- How West Point processes sewage (April 28)
- Silence reigns as sewage spews into Puget Sound. Here’s why. (March 15)
- Sludge bugs: Sewage-eating microbes in peril at crippled West Point plant (March 12)
- Damage to West Point treatment plant could top $25 million (Feb. 27)
- 'It's a war zone': How crews are braving raw sewage to fix the West Point plant Feb. 25)
- Officials say damage to sewage plant in Discovery Park is catastrophic (Feb. 16)
- Millions of gallons of wastewater dumping into Puget Sound after heavy rainfall (Feb. 9)
- Complete coverage »
There have been no news conferences except by county government. No citizen group has pressed for answers. “It’s complacency; everyone thinks someone else is going to take care of it,” said Maria Mason, of Bainbridge Island, who has taken it upon herself to dig into water-quality impacts and more since the plant was disabled. “Why don’t people care?”
Councilmember Rod Dembowski said he, too, has heard very little from the public. “No environmental group has contacted my office; one possible explanation might be that so much of the pollution is invisible, except for shortly after it happened, with closing the beaches,” Dembowski said. “People aren’t on the shore or in the water as much as in the summer. I do wonder if it had happened in July or August.”
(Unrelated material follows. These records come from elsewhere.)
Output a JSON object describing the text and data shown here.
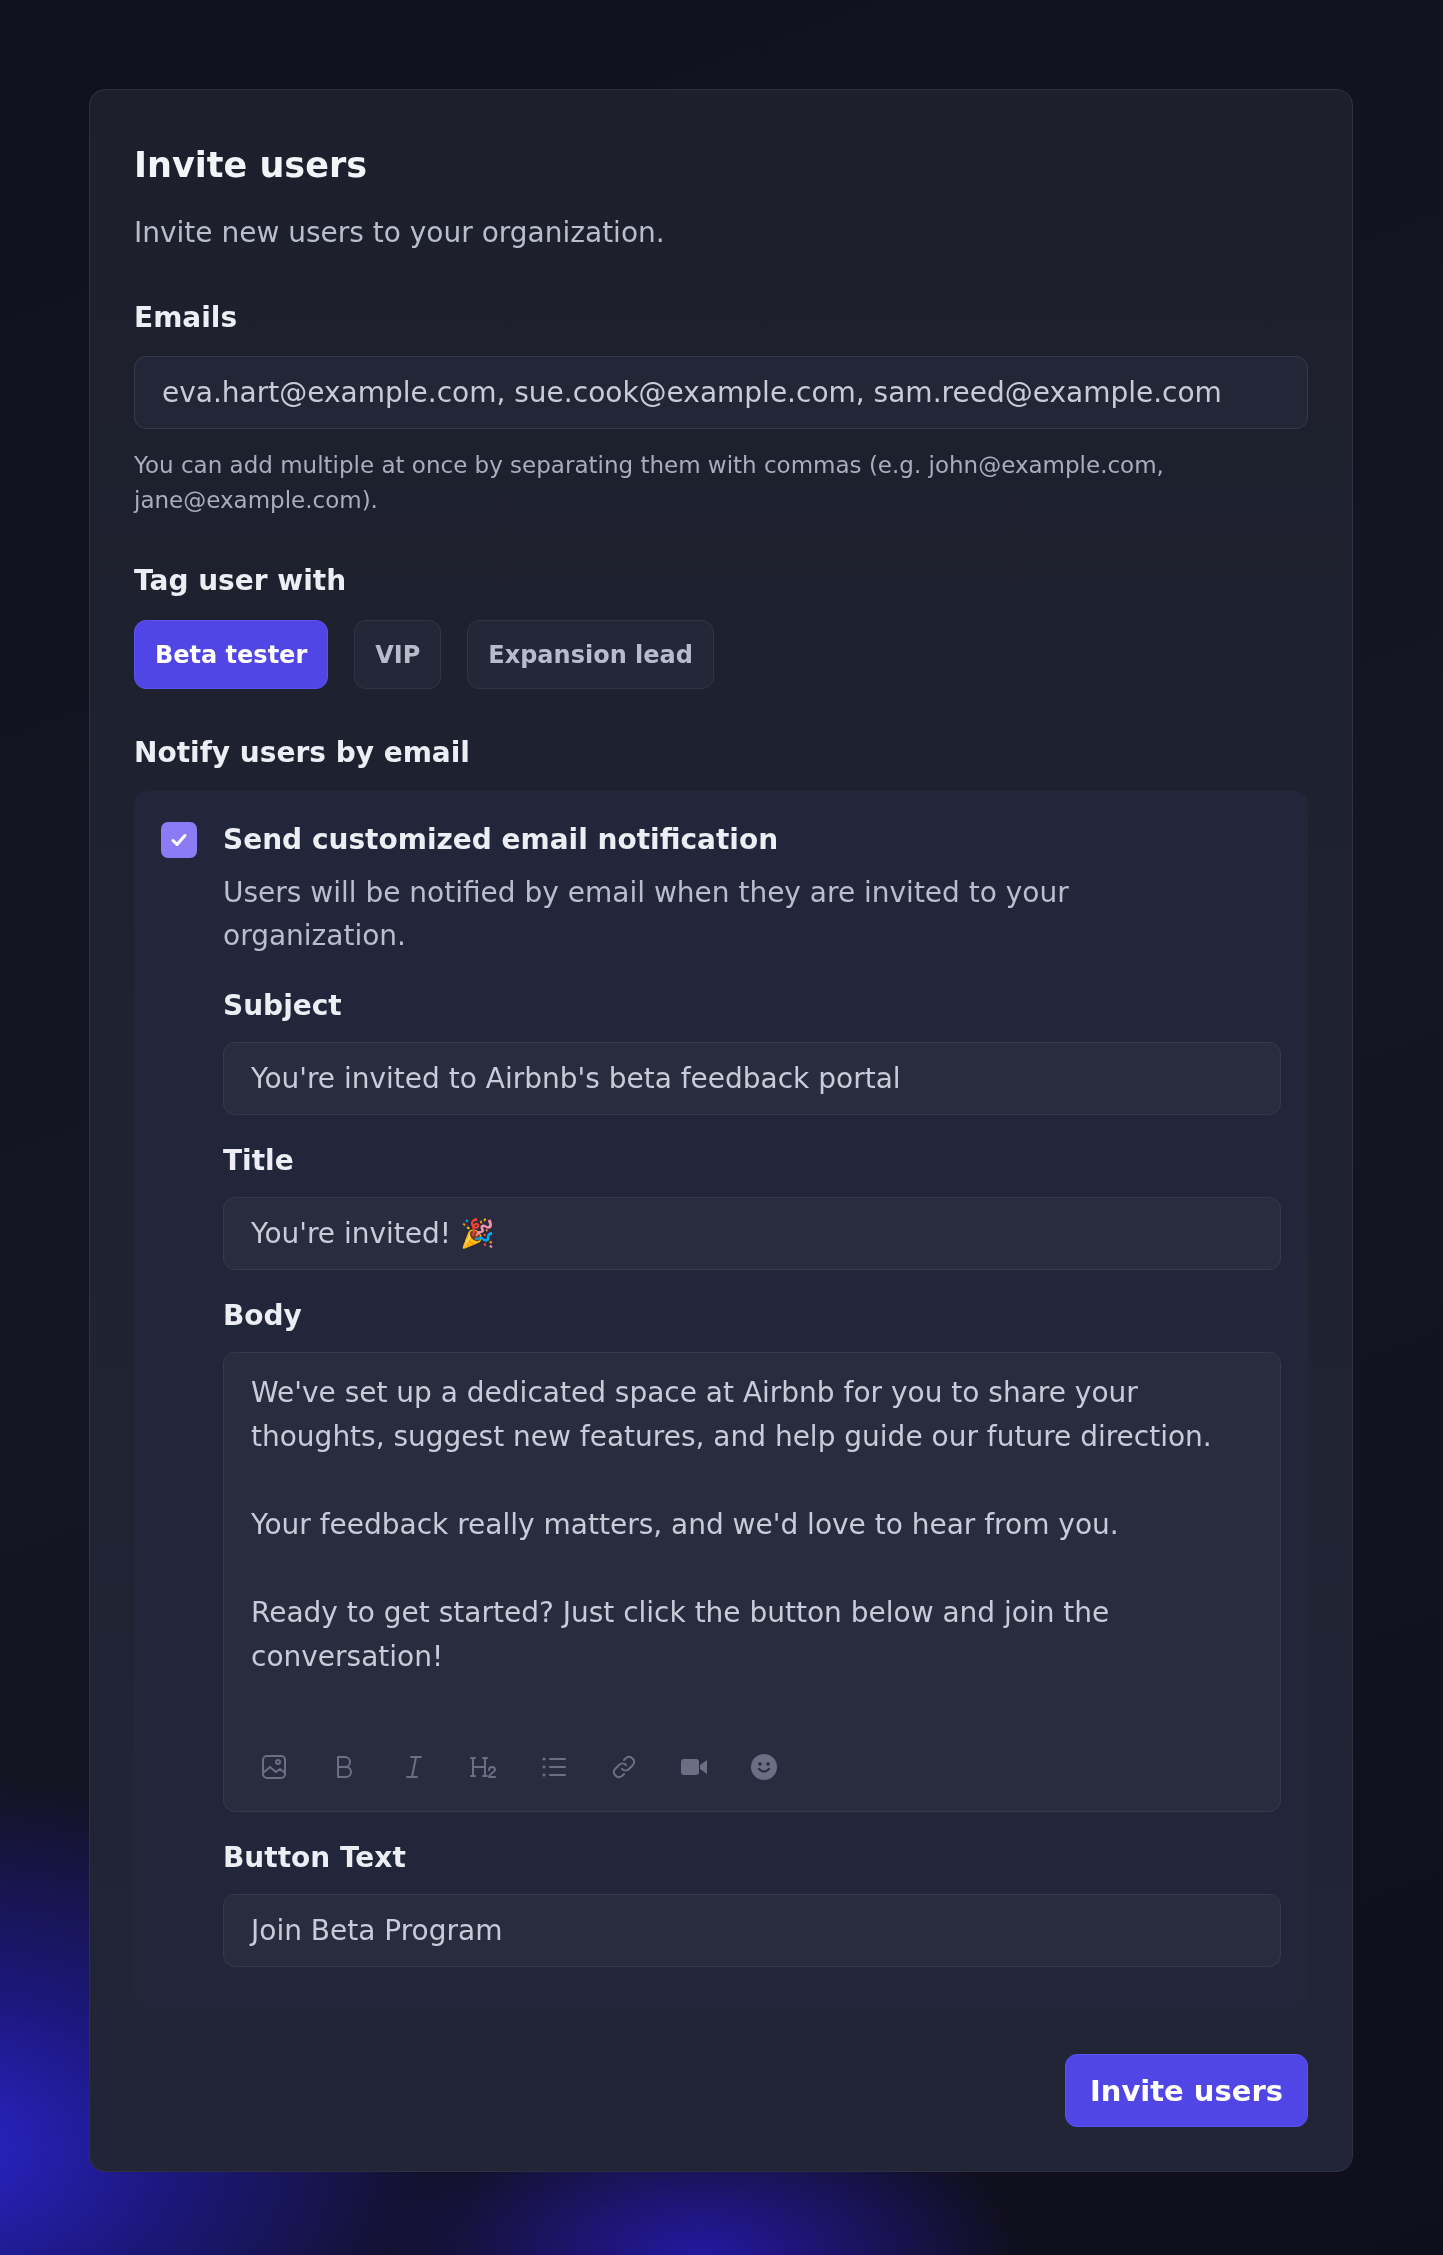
{
  "title": "Invite users",
  "subtitle": "Invite new users to your organization.",
  "emails": {
    "label": "Emails",
    "value": "eva.hart@example.com, sue.cook@example.com, sam.reed@example.com",
    "help": "You can add multiple at once by separating them with commas (e.g. john@example.com, jane@example.com)."
  },
  "tags": {
    "label": "Tag user with",
    "items": [
      {
        "label": "Beta tester",
        "selected": true
      },
      {
        "label": "VIP",
        "selected": false
      },
      {
        "label": "Expansion lead",
        "selected": false
      }
    ]
  },
  "notify": {
    "label": "Notify users by email",
    "checked": true,
    "option_label": "Send customized email notification",
    "option_description": "Users will be notified by email when they are invited to your organization.",
    "subject": {
      "label": "Subject",
      "value": "You're invited to Airbnb's beta feedback portal"
    },
    "title": {
      "label": "Title",
      "value": "You're invited! 🎉"
    },
    "body": {
      "label": "Body",
      "paragraphs": [
        "We've set up a dedicated space at Airbnb for you to share your thoughts, suggest new features, and help guide our future direction.",
        "Your feedback really matters, and we'd love to hear from you.",
        "Ready to get started? Just click the button below and join the conversation!"
      ],
      "toolbar": [
        {
          "kind": "image"
        },
        {
          "kind": "bold"
        },
        {
          "kind": "italic"
        },
        {
          "kind": "heading"
        },
        {
          "kind": "list"
        },
        {
          "kind": "link"
        },
        {
          "kind": "video"
        },
        {
          "kind": "emoji"
        }
      ]
    },
    "button_text": {
      "label": "Button Text",
      "value": "Join Beta Program"
    }
  },
  "submit": "Invite users"
}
Environmental groups will meet with Christie True, director of the King County Department of Natural Resources and Parks, which runs the wastewater-treatment division, on Wednesday for a briefing on the breakdown and what’s being done about it. The county initiated the meeting.
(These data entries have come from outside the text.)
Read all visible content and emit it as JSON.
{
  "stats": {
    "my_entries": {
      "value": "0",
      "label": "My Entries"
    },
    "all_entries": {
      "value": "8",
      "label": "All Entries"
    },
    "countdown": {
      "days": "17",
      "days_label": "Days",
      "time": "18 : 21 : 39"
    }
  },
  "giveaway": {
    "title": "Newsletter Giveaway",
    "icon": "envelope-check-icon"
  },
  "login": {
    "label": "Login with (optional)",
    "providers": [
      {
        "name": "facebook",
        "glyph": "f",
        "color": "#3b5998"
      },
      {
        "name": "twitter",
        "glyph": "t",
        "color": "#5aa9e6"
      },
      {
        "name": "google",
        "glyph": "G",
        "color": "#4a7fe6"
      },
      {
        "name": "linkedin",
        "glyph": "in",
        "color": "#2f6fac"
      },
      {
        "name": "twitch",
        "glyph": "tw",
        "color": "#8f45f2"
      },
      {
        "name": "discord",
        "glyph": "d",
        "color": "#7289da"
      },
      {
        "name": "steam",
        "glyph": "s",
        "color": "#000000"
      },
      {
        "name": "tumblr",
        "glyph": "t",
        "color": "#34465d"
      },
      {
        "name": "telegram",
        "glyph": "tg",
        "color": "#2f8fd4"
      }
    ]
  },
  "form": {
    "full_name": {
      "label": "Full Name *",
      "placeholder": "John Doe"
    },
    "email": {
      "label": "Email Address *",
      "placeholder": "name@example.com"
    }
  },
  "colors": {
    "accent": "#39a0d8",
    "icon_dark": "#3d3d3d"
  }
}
That is the kind of close alliance that may be forestalling some of the outcry, some surmised.
“King County reached out to us,” said Chris Wilke, executive director of the Puget Soundkeeper Alliance. “Nobody wanted to see this happen. I don’t think there is anything we as advocate groups can do to hasten the recovery, because they are working around the clock.”
The county also has a good record of compliance, Wilke said. His group wrote an Op-Ed piece for The Seattle Times decrying the magnitude of the crisis that has not yet been published.
To some, the lack of a bigger outcry is a continuation of a silent crisis plaguing Puget Sound, a large marine water body with environmental problems — from species threatened with extinction to pollutants hidden beneath the surface.
Emergency discharges from the plant on three occasions since the flood, totaling 235 million gallons of untreated wastewater — including 30 million gallons of raw sewage — make a highly visible plume.
The last emergency discharge was Feb. 16, and the beaches have been open since Feb. 21.
Wastewater is being screened of garbage, briefly settled, disinfected and dechlorinated before it is sent to Puget Sound, still cloudy with solids.
But discharges of wastewater less than 30 percent clean for solids — rather than 85 percent clean as required by state permit — are ongoing from the plant’s deep-water discharge, three-quarters of a mile offshore.
“It’s not something you see,” said Mindy Roberts, director of the Puget Sound Program for the Washington Environmental Council (WEC). “It’s an out of sight, out of mind problem.”
Outfalls from the Seattle area have the potential to eventually work their way to south Puget Sound, she said. “This is not just a Seattle problem. The impact is all over Puget Sound; it’s in all of our best interest to make sure the West Point Treatment Plant is working.”
She said people at WEC also were scrambling to deal with other crises, including the threatened cutback in federal funding for restoring Puget Sound. “It has been nonstop since January.”
Randy Pepple, a GOP communications strategist, said he was not surprised to hear little from environmental groups. “The reality is they work with government, not against government. If this happened in the private sector, those environmental groups would be all over it demanding there be fines and people held accountable.”
True, of King County, said the Wastewater Treatment Division will be increasing its monitoring of water quality to better understand the impact of the damage. “I think people are very concerned about it,” she said about the plant. “But I think they also know how hard we have been working on the restoration.”